• [TASK GOAL] The job is to find each line of the records below that includes the word "icon" and copy it.
+--
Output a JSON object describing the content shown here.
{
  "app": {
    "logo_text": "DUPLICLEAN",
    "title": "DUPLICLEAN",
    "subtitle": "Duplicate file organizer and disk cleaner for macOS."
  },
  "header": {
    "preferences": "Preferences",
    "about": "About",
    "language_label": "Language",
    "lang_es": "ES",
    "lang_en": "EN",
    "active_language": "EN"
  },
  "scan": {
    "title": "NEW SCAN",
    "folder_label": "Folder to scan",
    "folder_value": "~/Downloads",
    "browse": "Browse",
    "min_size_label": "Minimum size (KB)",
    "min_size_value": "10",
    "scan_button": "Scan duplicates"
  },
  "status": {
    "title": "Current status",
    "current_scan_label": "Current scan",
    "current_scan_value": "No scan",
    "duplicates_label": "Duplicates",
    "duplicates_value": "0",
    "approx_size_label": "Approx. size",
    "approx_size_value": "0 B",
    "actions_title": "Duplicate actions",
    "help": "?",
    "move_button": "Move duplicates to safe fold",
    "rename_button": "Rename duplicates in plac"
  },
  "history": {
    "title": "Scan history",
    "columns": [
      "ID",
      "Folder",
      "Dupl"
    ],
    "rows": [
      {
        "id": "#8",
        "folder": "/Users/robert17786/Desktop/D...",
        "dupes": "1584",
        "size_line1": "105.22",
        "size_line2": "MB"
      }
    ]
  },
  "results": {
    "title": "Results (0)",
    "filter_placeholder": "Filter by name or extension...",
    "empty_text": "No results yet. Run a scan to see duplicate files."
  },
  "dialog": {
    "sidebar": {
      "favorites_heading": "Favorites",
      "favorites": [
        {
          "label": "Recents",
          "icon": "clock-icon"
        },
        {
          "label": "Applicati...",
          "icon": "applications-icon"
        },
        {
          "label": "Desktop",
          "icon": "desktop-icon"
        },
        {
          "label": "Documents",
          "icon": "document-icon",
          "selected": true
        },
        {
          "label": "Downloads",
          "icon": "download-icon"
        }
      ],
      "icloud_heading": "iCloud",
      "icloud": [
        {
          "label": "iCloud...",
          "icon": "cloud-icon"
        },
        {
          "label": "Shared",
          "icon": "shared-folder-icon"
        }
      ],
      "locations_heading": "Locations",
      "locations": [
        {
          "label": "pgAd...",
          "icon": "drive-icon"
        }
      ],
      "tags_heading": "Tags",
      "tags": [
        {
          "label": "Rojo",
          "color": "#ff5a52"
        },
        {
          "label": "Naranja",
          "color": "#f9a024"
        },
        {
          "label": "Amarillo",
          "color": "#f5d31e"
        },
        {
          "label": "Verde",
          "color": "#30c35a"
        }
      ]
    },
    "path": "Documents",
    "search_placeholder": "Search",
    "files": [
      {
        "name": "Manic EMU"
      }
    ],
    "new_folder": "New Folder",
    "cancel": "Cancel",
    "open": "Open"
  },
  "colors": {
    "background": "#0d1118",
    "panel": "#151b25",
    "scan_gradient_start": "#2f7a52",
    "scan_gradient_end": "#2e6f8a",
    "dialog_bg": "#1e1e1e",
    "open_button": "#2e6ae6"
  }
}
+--
• [RESPONSE TO THE EXERCISE]
          "icon": "clock-icon"
          "icon": "applications-icon"
          "icon": "desktop-icon"
          "icon": "document-icon",
          "icon": "download-icon"
          "icon": "cloud-icon"
          "icon": "shared-folder-icon"
          "icon": "drive-icon"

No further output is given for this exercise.